Interestingly, in Revelation 7:9-10, John reports another scene with palm branches (the only other time palm branches are mentioned in the New Testament):
After these things I looked, and behold, a great multitude which no one could count, from every nation and all tribes and peoples and tongues, standing before the throne and before the Lamb, clothed in white robes, and palm branches were in their hands; and they cry out with a loud voice, saying, “Salvation to our God who sits on the throne, and to the Lamb.”
That scene shows us the ultimate triumph of the Lamb! The Jewish leaders succeeded in crucifying Him, but He will reign over all throughout eternity. John is making the point that you can oppose Jesus and in the short run, it may look as if you’ve succeeded in your rebellion. But in the long run, Jesus will win and you will lose if you have not yielded to Him before He comes again.
So, why do you follow Jesus? Someone may say, “I am following Jesus because I want Him to give me a godly marriage partner.” That’s a legitimate need that He can supply, but that shouldn’t be your main reason to follow Jesus. Or, you may follow Jesus because you want Him to heal your marriage. Again, He can do that, but that’s not the main reason you should follow Him. Some may say, “I follow Jesus because I have many deep emotional hurts from my past, and I want Him to heal me.” Again, He can do that, but it’s not the main reason to follow Him.
The right reason to follow Jesus is because of who He is: God’s Anointed One, the rightful King over every heart and life. He died for your sins, arose from the grave, and is coming back in power and glory to reign over all. So whether you struggle with tribulation, distress, persecution, poverty, health issues, or death itself, you can overwhelmingly conquer if your faith is in Him as your Lord and Savior (Rom. 8:35-37)! Follow Jesus because of who He is, not for the temporal benefits that He might give you.
- Is it okay to appeal to people to trust in Christ so that He can solve their personal problems? Cite biblical support.

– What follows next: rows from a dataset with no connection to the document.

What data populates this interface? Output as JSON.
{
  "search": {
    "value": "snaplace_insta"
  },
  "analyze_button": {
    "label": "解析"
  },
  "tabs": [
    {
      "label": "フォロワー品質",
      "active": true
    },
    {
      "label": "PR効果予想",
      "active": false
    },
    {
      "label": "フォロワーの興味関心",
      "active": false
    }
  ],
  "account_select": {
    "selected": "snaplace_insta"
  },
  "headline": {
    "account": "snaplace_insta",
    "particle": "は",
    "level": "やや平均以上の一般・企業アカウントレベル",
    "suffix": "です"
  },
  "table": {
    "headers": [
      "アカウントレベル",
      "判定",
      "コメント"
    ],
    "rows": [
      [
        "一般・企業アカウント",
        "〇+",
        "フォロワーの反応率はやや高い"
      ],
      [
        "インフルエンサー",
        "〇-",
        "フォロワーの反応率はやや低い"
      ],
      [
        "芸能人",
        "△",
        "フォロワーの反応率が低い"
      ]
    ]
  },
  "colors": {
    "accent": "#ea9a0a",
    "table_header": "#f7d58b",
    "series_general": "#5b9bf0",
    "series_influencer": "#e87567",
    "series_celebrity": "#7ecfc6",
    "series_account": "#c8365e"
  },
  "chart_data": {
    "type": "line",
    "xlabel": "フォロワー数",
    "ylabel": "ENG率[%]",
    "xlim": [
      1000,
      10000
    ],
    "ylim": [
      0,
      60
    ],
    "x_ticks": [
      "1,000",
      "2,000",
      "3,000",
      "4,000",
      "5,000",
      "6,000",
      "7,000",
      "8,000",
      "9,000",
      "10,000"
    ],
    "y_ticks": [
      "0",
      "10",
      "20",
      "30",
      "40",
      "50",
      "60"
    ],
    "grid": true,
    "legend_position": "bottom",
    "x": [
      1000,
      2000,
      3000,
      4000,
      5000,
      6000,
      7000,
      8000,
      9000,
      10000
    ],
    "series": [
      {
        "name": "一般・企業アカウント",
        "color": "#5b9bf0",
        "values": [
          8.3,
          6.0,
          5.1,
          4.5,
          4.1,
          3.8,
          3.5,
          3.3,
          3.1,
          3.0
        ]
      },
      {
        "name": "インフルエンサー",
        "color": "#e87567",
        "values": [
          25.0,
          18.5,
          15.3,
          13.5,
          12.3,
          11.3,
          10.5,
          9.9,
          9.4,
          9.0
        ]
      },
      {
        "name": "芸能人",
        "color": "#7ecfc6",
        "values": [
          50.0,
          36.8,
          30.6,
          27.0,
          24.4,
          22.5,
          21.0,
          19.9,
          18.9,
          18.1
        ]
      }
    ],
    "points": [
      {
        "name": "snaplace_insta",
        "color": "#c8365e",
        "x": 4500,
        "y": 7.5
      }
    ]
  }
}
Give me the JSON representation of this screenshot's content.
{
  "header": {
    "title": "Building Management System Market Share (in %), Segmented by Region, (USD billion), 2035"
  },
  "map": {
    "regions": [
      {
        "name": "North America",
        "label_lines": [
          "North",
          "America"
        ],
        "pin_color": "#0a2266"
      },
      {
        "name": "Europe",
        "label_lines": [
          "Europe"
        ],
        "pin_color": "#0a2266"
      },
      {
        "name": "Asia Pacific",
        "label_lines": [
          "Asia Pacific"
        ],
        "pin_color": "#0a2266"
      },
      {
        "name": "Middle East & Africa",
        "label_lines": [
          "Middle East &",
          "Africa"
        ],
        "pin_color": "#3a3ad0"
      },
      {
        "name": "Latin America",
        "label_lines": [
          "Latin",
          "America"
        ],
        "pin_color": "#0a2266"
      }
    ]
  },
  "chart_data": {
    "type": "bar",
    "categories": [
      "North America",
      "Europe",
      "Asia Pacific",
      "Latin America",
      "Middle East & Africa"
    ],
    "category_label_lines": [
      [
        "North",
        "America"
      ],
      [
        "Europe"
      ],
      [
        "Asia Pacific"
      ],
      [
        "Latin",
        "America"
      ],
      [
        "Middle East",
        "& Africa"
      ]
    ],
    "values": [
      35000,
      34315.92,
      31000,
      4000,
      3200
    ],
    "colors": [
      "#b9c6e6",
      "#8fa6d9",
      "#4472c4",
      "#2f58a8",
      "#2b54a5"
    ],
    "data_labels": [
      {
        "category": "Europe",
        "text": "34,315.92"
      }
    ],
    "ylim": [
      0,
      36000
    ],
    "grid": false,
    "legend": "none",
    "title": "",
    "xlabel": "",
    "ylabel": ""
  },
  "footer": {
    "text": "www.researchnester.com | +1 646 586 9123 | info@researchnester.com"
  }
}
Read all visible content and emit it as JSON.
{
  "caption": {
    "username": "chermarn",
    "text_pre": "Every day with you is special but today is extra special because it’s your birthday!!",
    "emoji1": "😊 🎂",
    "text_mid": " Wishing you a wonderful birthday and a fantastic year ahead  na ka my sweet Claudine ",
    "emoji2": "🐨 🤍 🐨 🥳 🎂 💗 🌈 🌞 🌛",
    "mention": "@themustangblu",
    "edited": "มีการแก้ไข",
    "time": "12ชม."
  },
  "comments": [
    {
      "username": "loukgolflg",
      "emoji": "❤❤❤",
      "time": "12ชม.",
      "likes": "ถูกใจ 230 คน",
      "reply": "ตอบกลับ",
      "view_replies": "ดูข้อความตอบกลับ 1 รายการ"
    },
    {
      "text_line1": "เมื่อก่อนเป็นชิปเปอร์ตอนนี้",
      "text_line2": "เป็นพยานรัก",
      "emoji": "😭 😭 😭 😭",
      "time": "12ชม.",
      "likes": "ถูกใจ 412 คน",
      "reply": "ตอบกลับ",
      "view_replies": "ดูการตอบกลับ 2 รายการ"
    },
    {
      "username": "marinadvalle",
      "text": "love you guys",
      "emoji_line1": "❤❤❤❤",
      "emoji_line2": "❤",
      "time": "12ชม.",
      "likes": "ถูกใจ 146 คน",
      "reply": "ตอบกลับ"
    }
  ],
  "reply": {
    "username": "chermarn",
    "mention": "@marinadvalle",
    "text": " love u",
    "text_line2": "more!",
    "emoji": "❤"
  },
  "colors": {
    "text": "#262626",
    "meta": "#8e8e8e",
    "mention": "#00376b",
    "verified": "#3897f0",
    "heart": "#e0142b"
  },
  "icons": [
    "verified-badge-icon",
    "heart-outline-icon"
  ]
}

- What expectations did you have when you put your trust in Christ? Were they biblically legitimate expectations?
- Have you experienced disappointment with God? What was the source of your disappointment? How did you deal with it?
- Are there any areas of your life (work, finances, relationships, goals, use of time, etc.) where Jesus is not your King? What specifically do you need to do to yield these areas to Him?
Copyright, Steven J. Cole, 2014, All Rights Reserved.
Unless otherwise noted, all Scripture Quotations are from the New American Standard Bible, Updated Edition © The Lockman Foundation